* Create bus rapid transit, and abandon the dedicated lanes when you enter Waterloo from Kitchener. Run the buses on existing streets without modification from Union north (to some street to be decided). Use regular bus stops. Within uptown Waterloo, run rapid transit like a regular bus. Have more frequent stops in Waterloo.
* Do not run rapid transit through Waterloo Park. Run it right up King Street to Conestogo Mall. Create a density node at King and Columbia.
* Do not run rapid transit to the Farmer's Market as that is a guaranteed money-losing route. The market is only open two days a week. Plus, transit is not the ideal way to carry home a bushel of eggplants. There is abundant good transit to the Kitchener Farmer's Market. In addition, the Waterloo Farmer's Market is not even within the Region of Waterloo.
* Alternatively, run rapid transit down Weber Street or Westmount Road, and bypass uptown Waterloo altogether.
There has been a highly questionnable public consultation process around rapid transit. Over the last year we had many public forums, but in each one we were told that rapid transit was a done deal and the only parameters to be discussed were route location. Also we were told that "details" like location of stops would be dealt with "later". (For Waterloo, they showed the stop location as a big circle on a map that spanned all of uptown.) Videos were shown of rapid transit systems in other cities - never mentioning that Waterloo Region is a fraction of the size of those cities, and transportation professionals consider that we have much too low density of workers (even in the foreseeable future) to sustain a rapid transit system. None of the side-effects, such as draining resources from the traditional bus system, were mentioned.

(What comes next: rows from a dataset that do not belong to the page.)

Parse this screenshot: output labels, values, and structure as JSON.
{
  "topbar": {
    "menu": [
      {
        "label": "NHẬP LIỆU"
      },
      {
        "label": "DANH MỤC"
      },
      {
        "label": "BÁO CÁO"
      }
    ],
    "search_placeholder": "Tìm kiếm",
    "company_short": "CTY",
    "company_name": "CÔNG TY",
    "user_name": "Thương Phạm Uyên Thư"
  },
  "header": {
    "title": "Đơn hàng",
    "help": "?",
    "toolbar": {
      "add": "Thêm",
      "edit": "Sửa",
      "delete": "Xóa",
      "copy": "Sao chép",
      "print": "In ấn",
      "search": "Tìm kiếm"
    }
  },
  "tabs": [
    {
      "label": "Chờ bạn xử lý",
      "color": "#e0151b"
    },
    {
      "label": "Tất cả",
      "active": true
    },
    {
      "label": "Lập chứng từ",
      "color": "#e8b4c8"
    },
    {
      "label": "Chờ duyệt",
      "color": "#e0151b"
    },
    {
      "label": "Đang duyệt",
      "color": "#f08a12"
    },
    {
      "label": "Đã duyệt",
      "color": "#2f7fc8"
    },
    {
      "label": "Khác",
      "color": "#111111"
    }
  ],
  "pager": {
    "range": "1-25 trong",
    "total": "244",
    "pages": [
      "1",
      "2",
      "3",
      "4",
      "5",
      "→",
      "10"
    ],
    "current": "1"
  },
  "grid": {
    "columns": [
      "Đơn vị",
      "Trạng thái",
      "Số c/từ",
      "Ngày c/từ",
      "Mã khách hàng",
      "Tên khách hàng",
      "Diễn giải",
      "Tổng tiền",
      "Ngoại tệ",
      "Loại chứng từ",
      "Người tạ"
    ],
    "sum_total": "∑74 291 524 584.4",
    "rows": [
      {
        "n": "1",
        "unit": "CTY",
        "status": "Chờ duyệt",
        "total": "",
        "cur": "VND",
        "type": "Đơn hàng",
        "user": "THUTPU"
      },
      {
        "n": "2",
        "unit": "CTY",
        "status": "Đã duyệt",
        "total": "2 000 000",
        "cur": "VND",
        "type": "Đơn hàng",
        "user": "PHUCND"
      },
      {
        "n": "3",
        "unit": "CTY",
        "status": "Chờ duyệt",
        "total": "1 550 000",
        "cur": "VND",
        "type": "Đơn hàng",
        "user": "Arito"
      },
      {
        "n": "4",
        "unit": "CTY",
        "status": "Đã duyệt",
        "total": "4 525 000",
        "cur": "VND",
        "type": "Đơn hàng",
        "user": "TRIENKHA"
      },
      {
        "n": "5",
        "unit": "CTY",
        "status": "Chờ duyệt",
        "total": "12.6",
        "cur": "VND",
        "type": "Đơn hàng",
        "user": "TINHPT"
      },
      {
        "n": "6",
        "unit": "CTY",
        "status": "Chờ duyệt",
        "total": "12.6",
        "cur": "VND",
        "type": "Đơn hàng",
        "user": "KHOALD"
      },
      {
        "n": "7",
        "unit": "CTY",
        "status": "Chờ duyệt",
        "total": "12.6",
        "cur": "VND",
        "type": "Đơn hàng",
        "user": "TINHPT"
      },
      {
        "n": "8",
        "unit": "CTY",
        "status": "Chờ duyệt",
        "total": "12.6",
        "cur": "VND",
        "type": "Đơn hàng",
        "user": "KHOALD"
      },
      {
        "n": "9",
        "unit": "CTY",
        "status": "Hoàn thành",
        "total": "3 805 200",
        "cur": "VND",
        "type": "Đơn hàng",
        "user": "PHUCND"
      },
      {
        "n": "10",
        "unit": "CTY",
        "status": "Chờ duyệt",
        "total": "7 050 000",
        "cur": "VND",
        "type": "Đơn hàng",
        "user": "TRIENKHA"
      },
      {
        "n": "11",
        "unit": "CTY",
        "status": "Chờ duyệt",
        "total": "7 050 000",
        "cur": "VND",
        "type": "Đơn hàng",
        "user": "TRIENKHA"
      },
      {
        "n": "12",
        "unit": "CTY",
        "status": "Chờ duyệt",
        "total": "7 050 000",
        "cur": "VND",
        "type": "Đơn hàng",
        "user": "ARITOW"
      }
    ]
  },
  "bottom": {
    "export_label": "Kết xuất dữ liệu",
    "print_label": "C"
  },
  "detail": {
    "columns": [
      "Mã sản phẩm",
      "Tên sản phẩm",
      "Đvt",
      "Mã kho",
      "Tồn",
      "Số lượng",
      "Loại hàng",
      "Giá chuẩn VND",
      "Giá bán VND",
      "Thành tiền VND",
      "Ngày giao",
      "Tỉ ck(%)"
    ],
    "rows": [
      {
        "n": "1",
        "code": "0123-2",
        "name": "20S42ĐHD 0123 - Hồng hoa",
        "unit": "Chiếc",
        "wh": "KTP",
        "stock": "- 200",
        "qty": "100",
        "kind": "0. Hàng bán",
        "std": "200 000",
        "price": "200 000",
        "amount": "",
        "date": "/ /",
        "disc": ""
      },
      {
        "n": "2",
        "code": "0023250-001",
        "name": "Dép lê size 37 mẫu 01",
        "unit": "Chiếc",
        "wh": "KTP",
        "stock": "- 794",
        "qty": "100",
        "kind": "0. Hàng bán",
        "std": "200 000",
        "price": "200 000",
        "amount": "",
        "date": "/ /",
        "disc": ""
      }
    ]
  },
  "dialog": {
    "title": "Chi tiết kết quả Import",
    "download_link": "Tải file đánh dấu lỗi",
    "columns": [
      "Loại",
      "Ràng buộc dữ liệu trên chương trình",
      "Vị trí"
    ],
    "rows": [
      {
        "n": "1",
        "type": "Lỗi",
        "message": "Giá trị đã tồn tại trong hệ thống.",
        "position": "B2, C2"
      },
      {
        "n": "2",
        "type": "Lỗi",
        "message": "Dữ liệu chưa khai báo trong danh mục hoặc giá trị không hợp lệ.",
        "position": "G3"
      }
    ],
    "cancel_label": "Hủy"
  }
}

Rapid transit is not a project for the far future. The Region is fast-tracking it, and while we still don't know the details of the route through uptown Waterloo or the location of stops in uptown, we are told that the shovels will hit the ground soon. Apparently there is someone very powerful in the Region who sees this as his legacy project (Ken Seiling?) and refuses to accept any opposition. As soon as 2010, the successful small uptown core of Waterloo may be destroyed forever.
Do we need to find ways to make Waterloo less of a car city? Absolutely! Planning in Waterloo has been atrocious: we have far-flung subdivisions and industrial parks, box stores like our latest atrocity, Wal-Mart, at the north end of town, a general urban sprawl that makes a car almost mandatory. But the rapid transit proposal does not do one thing to address that problem. It will probably make car dependence worse as it siphons resources from existing bus routes.

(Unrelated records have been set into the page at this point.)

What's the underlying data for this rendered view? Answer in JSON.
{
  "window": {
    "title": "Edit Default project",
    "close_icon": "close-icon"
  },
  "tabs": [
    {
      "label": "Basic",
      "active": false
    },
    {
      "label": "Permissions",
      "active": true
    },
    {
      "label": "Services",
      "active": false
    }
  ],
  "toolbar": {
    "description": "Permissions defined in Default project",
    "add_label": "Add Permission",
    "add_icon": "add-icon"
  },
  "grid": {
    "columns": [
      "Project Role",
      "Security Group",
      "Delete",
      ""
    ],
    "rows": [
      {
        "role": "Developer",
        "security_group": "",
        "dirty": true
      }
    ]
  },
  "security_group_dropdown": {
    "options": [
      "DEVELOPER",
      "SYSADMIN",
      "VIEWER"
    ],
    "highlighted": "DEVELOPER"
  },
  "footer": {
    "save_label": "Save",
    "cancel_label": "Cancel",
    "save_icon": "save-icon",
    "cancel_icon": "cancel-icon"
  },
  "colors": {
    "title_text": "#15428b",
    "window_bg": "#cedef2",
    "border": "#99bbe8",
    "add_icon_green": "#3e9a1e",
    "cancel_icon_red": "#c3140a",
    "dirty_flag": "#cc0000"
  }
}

Added to all its disadvantages, rapid transit doesn't provide a lot of advantages. It turns out that it's not that much faster than regular buses, because while it doesn't stop as often, it still has to maintain city speed limits. It provides potential for higher capacity of riders, but it strips away a lot of the flexibility of buses: if transit patterns change, we'll be stuck with the expensive route that is built initially. The only real solid advantage of rapid transit comes if it is rail transit, and that is that the trains will look really cool. That's simply not enough.

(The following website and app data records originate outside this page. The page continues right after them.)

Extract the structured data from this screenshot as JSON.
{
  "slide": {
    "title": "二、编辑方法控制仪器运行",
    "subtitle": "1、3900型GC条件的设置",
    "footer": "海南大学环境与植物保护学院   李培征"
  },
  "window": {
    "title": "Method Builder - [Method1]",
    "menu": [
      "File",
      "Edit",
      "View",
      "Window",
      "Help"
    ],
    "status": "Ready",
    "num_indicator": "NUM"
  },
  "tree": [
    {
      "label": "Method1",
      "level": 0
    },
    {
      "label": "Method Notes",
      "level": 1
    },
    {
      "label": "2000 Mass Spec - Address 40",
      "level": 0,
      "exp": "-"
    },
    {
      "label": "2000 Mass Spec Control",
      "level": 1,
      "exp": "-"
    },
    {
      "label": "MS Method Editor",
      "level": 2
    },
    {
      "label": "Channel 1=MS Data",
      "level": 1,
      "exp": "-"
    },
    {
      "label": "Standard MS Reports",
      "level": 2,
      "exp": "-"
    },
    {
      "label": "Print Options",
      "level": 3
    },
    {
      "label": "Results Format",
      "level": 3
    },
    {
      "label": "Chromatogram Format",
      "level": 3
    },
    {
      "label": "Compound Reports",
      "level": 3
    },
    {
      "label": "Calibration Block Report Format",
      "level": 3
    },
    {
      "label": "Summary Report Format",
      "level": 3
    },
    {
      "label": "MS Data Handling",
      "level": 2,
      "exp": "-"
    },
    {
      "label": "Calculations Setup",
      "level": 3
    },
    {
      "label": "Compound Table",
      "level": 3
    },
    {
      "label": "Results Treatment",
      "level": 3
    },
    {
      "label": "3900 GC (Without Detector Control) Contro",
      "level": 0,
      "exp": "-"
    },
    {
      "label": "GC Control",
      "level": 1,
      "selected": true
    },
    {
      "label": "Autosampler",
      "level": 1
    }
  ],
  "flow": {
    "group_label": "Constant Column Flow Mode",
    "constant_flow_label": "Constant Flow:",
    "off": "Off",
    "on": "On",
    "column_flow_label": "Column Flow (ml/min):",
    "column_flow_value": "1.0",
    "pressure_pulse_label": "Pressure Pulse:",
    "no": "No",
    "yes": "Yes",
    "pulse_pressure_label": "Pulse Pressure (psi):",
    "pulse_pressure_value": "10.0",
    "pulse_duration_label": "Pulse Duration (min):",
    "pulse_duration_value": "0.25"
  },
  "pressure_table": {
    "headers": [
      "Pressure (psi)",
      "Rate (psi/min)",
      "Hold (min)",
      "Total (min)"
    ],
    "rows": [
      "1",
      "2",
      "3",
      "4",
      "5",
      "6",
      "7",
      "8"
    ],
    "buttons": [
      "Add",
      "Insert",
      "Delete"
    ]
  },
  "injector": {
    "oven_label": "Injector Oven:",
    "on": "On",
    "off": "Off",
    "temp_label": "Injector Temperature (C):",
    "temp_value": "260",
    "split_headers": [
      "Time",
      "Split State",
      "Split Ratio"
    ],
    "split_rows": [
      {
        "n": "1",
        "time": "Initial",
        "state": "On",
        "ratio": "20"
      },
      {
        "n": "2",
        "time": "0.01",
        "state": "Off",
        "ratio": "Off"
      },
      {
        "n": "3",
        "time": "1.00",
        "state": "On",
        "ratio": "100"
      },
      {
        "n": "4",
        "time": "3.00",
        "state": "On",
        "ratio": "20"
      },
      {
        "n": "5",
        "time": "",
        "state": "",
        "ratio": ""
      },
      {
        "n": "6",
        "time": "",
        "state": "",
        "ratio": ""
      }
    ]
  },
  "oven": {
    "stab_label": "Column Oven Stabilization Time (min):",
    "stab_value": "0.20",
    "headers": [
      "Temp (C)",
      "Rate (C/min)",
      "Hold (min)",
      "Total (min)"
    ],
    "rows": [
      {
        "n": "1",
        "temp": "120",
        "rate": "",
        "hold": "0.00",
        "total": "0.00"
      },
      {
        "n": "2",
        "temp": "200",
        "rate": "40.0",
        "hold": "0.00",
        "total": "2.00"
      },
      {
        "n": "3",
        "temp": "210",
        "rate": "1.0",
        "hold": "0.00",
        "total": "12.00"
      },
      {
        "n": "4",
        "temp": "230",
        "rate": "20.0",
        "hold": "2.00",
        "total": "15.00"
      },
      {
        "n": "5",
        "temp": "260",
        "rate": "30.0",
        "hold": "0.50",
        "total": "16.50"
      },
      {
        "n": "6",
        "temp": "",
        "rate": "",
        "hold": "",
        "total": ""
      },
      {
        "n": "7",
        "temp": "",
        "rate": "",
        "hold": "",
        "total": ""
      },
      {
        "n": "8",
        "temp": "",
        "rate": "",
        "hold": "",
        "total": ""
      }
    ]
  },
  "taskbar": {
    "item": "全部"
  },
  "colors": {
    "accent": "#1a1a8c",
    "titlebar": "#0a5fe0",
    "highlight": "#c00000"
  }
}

What can we as citizens do? Raise bloody hell. The city is going to decide how to respond soon, and while there is a lot of unease in City Hall about the plans, most residents don't seem to understand the changes that are about to come and so they aren't worried. It is not clear whether the city can stop the Region, but we must at least try.